Manufacturing Cost
Determine the cost to create your design. Justify.

Our product consists of a porcelain tooth cover to disguise the implant and allow it to look more natural, a micro needle that injects the mediation directly into the blood stream, two sensors that allow the microchip to record how much medication is being released, a reservoir that stores the medication and a small battery that allows the implant to function. Overall, the cost to create our product is predicted to cost around $3000 to create. The justification of that price is outlined in the table below:

PriceTable.jpg

Sales Price
What would be the anticipated average sale price (ASP)? Justify.

The average sale price of our product would be about $3750 per implant. Since our product is designed to save the patient and the patient's family money by replacing a caretaker in the early stages of the disease, we did not want to raise the price of the device too much. Another reason the sale price is not that much higher than the cost to make the device is that we want insurance companies to cover a procedure like this and by having a lower price, more insurance providers will be willing to do this. Thus, a greater number of individuals will be able to obtain this device which would ultimately increase our profit.

Market Size
Using initial market size analysis in Lab 1, determine the market size in dollars per year.

There are currently over 5 million people affected by Alzheimer's disease. The expected amount of individuals with the disease in the year 2050 is over 13 million which means that the amount of people able to purchase the product will continue to increase based on the predictions made. It is stated that families that are affected by Alzheimer's spend over 5,000 dollars alone on annually caring for the patient affected by this disease. In the long run,the cost of purchasing the tooth implant and the administration of the drug could save a family thousands of dollars. If the amount of people obtaining Alzheimer's disease increases as projected, then more than 235,000 people will obtain the disease each year. Thus, our market size is about $881,000,000 per year. This gives us a score of 3 in the fundability worksheet because it falls between the range of 500+ million dollars per year.


Using the fundability worksheet, determine if your prototype should be funded. Justify why or why not.
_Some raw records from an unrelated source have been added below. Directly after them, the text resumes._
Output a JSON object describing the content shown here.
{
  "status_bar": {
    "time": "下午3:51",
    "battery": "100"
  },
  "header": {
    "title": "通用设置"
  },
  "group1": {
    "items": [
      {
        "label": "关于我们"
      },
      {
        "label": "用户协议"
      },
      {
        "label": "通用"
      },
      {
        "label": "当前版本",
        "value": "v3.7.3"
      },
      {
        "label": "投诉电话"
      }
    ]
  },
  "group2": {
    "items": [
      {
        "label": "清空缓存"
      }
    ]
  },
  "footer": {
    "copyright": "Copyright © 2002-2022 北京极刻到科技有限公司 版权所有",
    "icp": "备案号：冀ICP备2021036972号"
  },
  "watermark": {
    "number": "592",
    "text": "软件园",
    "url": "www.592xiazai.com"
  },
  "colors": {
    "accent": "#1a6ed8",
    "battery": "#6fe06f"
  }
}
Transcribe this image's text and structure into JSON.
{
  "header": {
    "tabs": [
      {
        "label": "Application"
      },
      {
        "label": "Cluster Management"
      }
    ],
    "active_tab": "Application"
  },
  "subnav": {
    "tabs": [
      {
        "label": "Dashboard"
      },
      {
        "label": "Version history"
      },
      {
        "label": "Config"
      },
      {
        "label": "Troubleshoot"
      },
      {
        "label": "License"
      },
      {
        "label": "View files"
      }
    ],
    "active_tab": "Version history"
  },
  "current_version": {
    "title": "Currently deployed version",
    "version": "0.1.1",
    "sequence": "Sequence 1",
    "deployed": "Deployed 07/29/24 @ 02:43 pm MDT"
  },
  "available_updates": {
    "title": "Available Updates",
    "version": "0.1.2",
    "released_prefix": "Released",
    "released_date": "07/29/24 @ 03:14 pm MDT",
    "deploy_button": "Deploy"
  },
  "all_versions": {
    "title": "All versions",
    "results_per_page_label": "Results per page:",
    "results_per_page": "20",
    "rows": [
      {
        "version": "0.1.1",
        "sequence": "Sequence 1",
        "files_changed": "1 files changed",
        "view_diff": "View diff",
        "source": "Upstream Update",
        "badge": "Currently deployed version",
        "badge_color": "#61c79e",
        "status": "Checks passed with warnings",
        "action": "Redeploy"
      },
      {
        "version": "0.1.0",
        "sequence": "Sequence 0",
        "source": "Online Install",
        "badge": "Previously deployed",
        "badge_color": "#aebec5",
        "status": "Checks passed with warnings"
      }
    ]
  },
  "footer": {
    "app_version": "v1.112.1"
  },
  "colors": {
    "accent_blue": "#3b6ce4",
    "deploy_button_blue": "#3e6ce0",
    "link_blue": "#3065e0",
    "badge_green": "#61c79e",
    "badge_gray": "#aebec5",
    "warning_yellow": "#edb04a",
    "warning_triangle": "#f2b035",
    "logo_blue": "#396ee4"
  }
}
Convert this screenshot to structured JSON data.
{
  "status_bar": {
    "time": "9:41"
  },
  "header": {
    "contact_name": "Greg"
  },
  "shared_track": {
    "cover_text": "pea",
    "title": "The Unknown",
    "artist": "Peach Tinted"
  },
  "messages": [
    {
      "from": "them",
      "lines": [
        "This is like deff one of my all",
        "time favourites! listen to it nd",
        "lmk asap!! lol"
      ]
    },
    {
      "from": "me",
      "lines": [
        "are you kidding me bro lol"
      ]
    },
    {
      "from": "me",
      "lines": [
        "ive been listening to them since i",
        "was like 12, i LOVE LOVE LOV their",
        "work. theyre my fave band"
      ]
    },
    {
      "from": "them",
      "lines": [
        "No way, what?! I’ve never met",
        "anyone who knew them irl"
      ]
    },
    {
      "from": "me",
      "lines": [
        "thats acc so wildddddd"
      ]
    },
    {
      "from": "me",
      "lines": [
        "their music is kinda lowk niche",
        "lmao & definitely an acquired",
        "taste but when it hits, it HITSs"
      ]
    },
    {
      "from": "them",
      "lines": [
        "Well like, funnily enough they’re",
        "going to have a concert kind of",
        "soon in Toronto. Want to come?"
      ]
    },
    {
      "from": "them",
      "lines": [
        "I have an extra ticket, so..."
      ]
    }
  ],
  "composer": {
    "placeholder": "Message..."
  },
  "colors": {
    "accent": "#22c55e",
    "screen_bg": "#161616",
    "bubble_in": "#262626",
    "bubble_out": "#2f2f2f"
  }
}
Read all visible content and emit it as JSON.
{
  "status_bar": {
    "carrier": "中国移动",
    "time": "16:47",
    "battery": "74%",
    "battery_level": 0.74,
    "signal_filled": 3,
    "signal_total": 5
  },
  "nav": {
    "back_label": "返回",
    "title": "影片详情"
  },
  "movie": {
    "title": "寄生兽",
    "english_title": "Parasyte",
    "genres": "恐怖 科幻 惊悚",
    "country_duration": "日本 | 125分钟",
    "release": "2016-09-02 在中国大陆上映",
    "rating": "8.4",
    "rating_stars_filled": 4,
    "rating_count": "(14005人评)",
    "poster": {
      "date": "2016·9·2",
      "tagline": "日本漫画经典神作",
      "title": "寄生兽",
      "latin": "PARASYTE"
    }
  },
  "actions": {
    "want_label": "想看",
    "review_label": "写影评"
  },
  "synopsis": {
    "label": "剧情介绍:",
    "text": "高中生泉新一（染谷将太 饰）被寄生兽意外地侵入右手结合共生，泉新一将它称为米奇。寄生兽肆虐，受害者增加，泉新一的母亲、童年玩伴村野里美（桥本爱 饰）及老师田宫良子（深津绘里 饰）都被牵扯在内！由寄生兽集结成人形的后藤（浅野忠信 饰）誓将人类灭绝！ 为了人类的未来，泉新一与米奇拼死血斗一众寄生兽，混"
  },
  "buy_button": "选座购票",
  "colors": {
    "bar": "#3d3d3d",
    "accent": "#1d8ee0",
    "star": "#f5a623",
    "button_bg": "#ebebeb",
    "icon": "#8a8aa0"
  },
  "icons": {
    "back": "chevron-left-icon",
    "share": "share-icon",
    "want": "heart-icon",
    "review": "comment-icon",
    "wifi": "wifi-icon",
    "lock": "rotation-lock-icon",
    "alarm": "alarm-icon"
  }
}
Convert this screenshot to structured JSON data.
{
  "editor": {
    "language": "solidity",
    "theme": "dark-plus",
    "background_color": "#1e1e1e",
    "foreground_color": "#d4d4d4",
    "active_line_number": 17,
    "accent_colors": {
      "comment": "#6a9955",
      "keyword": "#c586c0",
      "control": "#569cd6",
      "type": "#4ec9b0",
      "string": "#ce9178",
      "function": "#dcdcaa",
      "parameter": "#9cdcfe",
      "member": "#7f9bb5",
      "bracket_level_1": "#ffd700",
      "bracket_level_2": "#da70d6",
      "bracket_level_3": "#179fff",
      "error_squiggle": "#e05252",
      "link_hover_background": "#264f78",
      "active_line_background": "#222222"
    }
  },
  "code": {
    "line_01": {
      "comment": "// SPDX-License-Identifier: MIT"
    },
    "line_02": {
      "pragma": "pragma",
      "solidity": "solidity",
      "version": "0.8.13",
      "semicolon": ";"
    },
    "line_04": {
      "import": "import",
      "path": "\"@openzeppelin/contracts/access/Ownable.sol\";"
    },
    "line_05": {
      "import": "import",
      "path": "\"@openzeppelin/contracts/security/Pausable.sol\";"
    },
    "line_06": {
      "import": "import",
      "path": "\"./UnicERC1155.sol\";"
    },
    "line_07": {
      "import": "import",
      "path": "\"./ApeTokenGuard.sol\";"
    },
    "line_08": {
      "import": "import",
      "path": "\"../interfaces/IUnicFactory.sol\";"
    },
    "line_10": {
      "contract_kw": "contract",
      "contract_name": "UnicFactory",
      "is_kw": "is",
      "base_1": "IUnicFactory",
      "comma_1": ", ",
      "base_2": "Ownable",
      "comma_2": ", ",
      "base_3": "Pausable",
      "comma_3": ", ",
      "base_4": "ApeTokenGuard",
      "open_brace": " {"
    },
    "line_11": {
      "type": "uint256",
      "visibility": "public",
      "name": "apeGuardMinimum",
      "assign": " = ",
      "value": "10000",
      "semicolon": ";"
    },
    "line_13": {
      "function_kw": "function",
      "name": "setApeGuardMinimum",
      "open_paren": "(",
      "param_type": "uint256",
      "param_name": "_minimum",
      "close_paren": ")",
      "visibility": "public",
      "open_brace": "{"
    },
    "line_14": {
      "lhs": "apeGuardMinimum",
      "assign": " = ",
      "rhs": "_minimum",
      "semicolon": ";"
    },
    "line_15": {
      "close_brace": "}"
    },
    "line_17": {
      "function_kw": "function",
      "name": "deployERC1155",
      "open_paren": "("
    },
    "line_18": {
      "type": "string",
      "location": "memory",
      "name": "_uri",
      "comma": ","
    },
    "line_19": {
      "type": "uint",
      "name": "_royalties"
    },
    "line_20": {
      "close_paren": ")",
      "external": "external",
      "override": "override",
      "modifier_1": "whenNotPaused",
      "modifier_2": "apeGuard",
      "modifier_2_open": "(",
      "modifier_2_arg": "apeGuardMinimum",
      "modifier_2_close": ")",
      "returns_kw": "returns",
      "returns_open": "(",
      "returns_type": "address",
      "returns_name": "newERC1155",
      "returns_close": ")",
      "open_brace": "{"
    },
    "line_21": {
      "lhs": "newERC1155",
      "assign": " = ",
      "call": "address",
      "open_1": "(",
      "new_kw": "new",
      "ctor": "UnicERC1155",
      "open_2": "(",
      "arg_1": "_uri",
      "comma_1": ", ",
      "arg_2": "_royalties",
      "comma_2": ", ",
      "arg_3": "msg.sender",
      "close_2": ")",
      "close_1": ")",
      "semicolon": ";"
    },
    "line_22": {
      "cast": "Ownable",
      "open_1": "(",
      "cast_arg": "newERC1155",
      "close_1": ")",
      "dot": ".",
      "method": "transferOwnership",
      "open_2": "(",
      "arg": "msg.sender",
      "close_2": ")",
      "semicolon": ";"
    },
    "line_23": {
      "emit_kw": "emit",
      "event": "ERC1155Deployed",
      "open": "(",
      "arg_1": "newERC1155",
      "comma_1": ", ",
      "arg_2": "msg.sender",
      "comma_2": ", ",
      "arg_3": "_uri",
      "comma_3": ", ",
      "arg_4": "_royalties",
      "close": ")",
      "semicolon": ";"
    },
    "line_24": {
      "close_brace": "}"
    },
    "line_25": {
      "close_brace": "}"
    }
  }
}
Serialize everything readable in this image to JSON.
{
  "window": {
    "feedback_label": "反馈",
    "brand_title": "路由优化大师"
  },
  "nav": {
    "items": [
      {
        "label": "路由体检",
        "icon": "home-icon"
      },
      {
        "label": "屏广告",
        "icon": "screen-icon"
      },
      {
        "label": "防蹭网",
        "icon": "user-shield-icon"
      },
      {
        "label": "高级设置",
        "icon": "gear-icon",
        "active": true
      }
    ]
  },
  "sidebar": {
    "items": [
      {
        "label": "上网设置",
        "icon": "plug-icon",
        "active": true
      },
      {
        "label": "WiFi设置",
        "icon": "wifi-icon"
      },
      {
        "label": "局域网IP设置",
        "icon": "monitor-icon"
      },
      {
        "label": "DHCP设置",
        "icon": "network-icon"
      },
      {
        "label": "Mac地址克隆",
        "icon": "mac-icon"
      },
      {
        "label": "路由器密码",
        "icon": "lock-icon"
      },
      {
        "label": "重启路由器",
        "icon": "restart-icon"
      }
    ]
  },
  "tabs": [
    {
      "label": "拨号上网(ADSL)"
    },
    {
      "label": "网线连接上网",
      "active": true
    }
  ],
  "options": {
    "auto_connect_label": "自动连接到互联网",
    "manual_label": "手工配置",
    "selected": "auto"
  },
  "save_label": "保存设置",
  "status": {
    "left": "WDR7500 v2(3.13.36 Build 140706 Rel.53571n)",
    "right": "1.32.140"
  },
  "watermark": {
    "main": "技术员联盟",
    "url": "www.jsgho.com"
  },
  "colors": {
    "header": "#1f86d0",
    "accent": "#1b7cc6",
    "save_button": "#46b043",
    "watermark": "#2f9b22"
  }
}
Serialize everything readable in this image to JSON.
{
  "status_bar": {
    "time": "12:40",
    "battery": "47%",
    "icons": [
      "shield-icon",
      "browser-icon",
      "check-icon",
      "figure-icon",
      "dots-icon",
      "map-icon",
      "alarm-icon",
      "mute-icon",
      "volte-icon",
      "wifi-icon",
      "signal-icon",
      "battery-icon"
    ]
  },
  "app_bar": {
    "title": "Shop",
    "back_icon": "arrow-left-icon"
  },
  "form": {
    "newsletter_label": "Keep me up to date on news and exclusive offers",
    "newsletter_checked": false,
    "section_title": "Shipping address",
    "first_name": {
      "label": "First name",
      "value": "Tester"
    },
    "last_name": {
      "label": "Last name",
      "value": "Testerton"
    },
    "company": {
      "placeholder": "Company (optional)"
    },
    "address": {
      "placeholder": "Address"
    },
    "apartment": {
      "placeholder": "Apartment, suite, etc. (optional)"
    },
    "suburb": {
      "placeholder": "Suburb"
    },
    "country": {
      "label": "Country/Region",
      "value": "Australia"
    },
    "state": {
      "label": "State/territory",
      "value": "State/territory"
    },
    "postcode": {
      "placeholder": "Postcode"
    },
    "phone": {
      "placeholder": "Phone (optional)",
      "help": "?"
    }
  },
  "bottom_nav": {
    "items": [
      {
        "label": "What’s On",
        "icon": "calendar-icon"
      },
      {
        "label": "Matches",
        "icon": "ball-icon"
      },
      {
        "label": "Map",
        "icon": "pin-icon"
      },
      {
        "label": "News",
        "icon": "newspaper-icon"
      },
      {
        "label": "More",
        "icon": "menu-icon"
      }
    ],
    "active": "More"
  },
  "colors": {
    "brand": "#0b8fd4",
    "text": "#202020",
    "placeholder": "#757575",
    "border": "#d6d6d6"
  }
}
Out of the categories that we gave scores for, our prototype would be given a score of 96. Thus, as long as the other scores are both a score of 2 or higher, our prototype should qualify to be funded at a total score of about 384. Since our product received scores of mostly 2, there is a stable amount of evidence that the product could be successful and should be funded. As nanotechnology continues to advance, the scores for technological feasibility and clinical feasibility should rise to scores of 3 which would most likely guarantee that the project would be funded.



Fundability Discussion

Technological Feasibility: The technological feasibility of our device would fall under a score of 2 because although nanotechnology is not necessarily developed for this specific device yet, with time it can be developed without a doubt.

Clinical Feasibility: The clinical feasibility of our device would fall under a score of 2 because our device definitely can be successful in a clinical trial, however, some research and/or expertise may be necessary to alter any mistakes or complications when running the device.